#### Exercise instructions:
Each record should be given back exactly, with none missing.

#### Records:
++++++
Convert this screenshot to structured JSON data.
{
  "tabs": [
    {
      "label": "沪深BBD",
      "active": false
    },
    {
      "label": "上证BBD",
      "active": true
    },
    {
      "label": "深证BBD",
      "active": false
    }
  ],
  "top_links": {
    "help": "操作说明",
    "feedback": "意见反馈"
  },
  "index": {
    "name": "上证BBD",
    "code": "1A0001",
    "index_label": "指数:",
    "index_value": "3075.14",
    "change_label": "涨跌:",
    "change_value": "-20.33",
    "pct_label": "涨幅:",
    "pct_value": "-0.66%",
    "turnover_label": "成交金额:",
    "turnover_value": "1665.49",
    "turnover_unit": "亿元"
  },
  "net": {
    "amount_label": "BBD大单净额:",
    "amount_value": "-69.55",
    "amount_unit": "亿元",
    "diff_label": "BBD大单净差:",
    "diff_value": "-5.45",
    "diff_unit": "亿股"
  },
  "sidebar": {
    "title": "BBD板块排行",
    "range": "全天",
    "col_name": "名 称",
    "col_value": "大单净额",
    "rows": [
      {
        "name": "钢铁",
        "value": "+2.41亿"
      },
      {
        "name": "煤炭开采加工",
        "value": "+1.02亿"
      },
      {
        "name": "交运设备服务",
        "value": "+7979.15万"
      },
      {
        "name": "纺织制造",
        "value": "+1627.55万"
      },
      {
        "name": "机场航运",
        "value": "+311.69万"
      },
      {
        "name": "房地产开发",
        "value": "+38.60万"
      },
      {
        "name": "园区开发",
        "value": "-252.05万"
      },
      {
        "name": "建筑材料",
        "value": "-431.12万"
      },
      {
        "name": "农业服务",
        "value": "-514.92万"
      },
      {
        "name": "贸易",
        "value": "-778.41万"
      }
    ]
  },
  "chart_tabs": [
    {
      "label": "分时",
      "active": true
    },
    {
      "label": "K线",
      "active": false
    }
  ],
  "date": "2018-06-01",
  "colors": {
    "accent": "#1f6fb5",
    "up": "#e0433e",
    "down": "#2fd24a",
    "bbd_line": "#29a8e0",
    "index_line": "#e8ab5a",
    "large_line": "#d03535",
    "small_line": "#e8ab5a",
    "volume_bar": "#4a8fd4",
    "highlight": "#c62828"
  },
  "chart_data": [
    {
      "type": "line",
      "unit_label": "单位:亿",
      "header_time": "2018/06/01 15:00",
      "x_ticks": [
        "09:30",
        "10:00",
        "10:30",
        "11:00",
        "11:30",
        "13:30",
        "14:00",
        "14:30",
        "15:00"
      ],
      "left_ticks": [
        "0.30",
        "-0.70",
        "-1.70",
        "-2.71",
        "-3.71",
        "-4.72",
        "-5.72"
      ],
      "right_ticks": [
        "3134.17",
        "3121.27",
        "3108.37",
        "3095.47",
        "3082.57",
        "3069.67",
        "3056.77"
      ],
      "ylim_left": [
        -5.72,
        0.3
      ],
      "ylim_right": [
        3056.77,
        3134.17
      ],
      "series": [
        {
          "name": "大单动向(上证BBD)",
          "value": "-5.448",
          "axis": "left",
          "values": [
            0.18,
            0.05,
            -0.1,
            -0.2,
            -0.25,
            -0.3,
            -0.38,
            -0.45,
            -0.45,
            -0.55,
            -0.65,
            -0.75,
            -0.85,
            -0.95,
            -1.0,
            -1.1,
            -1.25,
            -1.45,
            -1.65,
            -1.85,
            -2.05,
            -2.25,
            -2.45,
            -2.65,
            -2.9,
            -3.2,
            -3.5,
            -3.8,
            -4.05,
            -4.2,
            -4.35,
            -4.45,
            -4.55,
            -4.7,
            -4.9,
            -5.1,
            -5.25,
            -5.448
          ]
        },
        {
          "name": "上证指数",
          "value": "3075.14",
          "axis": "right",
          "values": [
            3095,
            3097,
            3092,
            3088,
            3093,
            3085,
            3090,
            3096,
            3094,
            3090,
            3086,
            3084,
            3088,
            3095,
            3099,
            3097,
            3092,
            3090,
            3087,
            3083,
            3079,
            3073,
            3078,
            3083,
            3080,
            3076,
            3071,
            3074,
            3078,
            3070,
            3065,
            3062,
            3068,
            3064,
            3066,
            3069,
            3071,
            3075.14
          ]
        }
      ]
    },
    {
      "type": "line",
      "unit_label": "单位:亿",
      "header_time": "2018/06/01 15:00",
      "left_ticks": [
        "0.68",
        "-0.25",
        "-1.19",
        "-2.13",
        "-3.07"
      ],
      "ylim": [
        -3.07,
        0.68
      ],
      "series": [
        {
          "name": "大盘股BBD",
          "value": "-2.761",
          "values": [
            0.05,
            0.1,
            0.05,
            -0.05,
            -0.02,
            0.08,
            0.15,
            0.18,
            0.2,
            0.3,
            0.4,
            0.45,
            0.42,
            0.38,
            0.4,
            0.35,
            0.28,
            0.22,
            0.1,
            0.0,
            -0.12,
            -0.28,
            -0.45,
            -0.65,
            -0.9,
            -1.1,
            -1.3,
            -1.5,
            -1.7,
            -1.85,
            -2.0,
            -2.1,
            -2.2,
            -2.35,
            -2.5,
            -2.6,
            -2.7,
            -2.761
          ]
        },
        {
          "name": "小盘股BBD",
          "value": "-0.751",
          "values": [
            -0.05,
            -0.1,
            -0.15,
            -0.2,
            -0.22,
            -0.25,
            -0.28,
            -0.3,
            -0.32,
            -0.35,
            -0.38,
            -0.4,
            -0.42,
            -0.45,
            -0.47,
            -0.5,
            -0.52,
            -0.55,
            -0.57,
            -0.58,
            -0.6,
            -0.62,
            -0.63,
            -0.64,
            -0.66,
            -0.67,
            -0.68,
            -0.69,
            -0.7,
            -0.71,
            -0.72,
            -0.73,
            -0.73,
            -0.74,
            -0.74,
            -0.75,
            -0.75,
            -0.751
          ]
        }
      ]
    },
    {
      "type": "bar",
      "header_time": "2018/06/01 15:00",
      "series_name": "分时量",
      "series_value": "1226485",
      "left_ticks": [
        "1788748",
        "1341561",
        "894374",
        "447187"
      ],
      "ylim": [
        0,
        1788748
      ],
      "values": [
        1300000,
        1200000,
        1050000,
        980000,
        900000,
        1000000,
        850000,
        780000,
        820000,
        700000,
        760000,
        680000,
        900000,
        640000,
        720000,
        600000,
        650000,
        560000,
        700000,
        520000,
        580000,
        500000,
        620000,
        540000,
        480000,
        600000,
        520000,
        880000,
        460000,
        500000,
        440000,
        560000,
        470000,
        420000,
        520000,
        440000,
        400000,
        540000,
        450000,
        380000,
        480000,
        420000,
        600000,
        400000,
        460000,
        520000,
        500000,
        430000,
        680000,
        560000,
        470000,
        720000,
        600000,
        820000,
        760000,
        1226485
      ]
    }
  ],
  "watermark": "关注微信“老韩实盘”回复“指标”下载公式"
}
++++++
#### Solution below:
Convert this screenshot to structured JSON data.
{
  "tabs": [
    {
      "label": "沪深BBD",
      "active": false
    },
    {
      "label": "上证BBD",
      "active": true
    },
    {
      "label": "深证BBD",
      "active": false
    }
  ],
  "top_links": {
    "help": "操作说明",
    "feedback": "意见反馈"
  },
  "index": {
    "name": "上证BBD",
    "code": "1A0001",
    "index_label": "指数:",
    "index_value": "3075.14",
    "change_label": "涨跌:",
    "change_value": "-20.33",
    "pct_label": "涨幅:",
    "pct_value": "-0.66%",
    "turnover_label": "成交金额:",
    "turnover_value": "1665.49",
    "turnover_unit": "亿元"
  },
  "net": {
    "amount_label": "BBD大单净额:",
    "amount_value": "-69.55",
    "amount_unit": "亿元",
    "diff_label": "BBD大单净差:",
    "diff_value": "-5.45",
    "diff_unit": "亿股"
  },
  "sidebar": {
    "title": "BBD板块排行",
    "range": "全天",
    "col_name": "名 称",
    "col_value": "大单净额",
    "rows": [
      {
        "name": "钢铁",
        "value": "+2.41亿"
      },
      {
        "name": "煤炭开采加工",
        "value": "+1.02亿"
      },
      {
        "name": "交运设备服务",
        "value": "+7979.15万"
      },
      {
        "name": "纺织制造",
        "value": "+1627.55万"
      },
      {
        "name": "机场航运",
        "value": "+311.69万"
      },
      {
        "name": "房地产开发",
        "value": "+38.60万"
      },
      {
        "name": "园区开发",
        "value": "-252.05万"
      },
      {
        "name": "建筑材料",
        "value": "-431.12万"
      },
      {
        "name": "农业服务",
        "value": "-514.92万"
      },
      {
        "name": "贸易",
        "value": "-778.41万"
      }
    ]
  },
  "chart_tabs": [
    {
      "label": "分时",
      "active": true
    },
    {
      "label": "K线",
      "active": false
    }
  ],
  "date": "2018-06-01",
  "colors": {
    "accent": "#1f6fb5",
    "up": "#e0433e",
    "down": "#2fd24a",
    "bbd_line": "#29a8e0",
    "index_line": "#e8ab5a",
    "large_line": "#d03535",
    "small_line": "#e8ab5a",
    "volume_bar": "#4a8fd4",
    "highlight": "#c62828"
  },
  "chart_data": [
    {
      "type": "line",
      "unit_label": "单位:亿",
      "header_time": "2018/06/01 15:00",
      "x_ticks": [
        "09:30",
        "10:00",
        "10:30",
        "11:00",
        "11:30",
        "13:30",
        "14:00",
        "14:30",
        "15:00"
      ],
      "left_ticks": [
        "0.30",
        "-0.70",
        "-1.70",
        "-2.71",
        "-3.71",
        "-4.72",
        "-5.72"
      ],
      "right_ticks": [
        "3134.17",
        "3121.27",
        "3108.37",
        "3095.47",
        "3082.57",
        "3069.67",
        "3056.77"
      ],
      "ylim_left": [
        -5.72,
        0.3
      ],
      "ylim_right": [
        3056.77,
        3134.17
      ],
      "series": [
        {
          "name": "大单动向(上证BBD)",
          "value": "-5.448",
          "axis": "left",
          "values": [
            0.18,
            0.05,
            -0.1,
            -0.2,
            -0.25,
            -0.3,
            -0.38,
            -0.45,
            -0.45,
            -0.55,
            -0.65,
            -0.75,
            -0.85,
            -0.95,
            -1.0,
            -1.1,
            -1.25,
            -1.45,
            -1.65,
            -1.85,
            -2.05,
            -2.25,
            -2.45,
            -2.65,
            -2.9,
            -3.2,
            -3.5,
            -3.8,
            -4.05,
            -4.2,
            -4.35,
            -4.45,
            -4.55,
            -4.7,
            -4.9,
            -5.1,
            -5.25,
            -5.448
          ]
        },
        {
          "name": "上证指数",
          "value": "3075.14",
          "axis": "right",
          "values": [
            3095,
            3097,
            3092,
            3088,
            3093,
            3085,
            3090,
            3096,
            3094,
            3090,
            3086,
            3084,
            3088,
            3095,
            3099,
            3097,
            3092,
            3090,
            3087,
            3083,
            3079,
            3073,
            3078,
            3083,
            3080,
            3076,
            3071,
            3074,
            3078,
            3070,
            3065,
            3062,
            3068,
            3064,
            3066,
            3069,
            3071,
            3075.14
          ]
        }
      ]
    },
    {
      "type": "line",
      "unit_label": "单位:亿",
      "header_time": "2018/06/01 15:00",
      "left_ticks": [
        "0.68",
        "-0.25",
        "-1.19",
        "-2.13",
        "-3.07"
      ],
      "ylim": [
        -3.07,
        0.68
      ],
      "series": [
        {
          "name": "大盘股BBD",
          "value": "-2.761",
          "values": [
            0.05,
            0.1,
            0.05,
            -0.05,
            -0.02,
            0.08,
            0.15,
            0.18,
            0.2,
            0.3,
            0.4,
            0.45,
            0.42,
            0.38,
            0.4,
            0.35,
            0.28,
            0.22,
            0.1,
            0.0,
            -0.12,
            -0.28,
            -0.45,
            -0.65,
            -0.9,
            -1.1,
            -1.3,
            -1.5,
            -1.7,
            -1.85,
            -2.0,
            -2.1,
            -2.2,
            -2.35,
            -2.5,
            -2.6,
            -2.7,
            -2.761
          ]
        },
        {
          "name": "小盘股BBD",
          "value": "-0.751",
          "values": [
            -0.05,
            -0.1,
            -0.15,
            -0.2,
            -0.22,
            -0.25,
            -0.28,
            -0.3,
            -0.32,
            -0.35,
            -0.38,
            -0.4,
            -0.42,
            -0.45,
            -0.47,
            -0.5,
            -0.52,
            -0.55,
            -0.57,
            -0.58,
            -0.6,
            -0.62,
            -0.63,
            -0.64,
            -0.66,
            -0.67,
            -0.68,
            -0.69,
            -0.7,
            -0.71,
            -0.72,
            -0.73,
            -0.73,
            -0.74,
            -0.74,
            -0.75,
            -0.75,
            -0.751
          ]
        }
      ]
    },
    {
      "type": "bar",
      "header_time": "2018/06/01 15:00",
      "series_name": "分时量",
      "series_value": "1226485",
      "left_ticks": [
        "1788748",
        "1341561",
        "894374",
        "447187"
      ],
      "ylim": [
        0,
        1788748
      ],
      "values": [
        1300000,
        1200000,
        1050000,
        980000,
        900000,
        1000000,
        850000,
        780000,
        820000,
        700000,
        760000,
        680000,
        900000,
        640000,
        720000,
        600000,
        650000,
        560000,
        700000,
        520000,
        580000,
        500000,
        620000,
        540000,
        480000,
        600000,
        520000,
        880000,
        460000,
        500000,
        440000,
        560000,
        470000,
        420000,
        520000,
        440000,
        400000,
        540000,
        450000,
        380000,
        480000,
        420000,
        600000,
        400000,
        460000,
        520000,
        500000,
        430000,
        680000,
        560000,
        470000,
        720000,
        600000,
        820000,
        760000,
        1226485
      ]
    }
  ],
  "watermark": "关注微信“老韩实盘”回复“指标”下载公式"
}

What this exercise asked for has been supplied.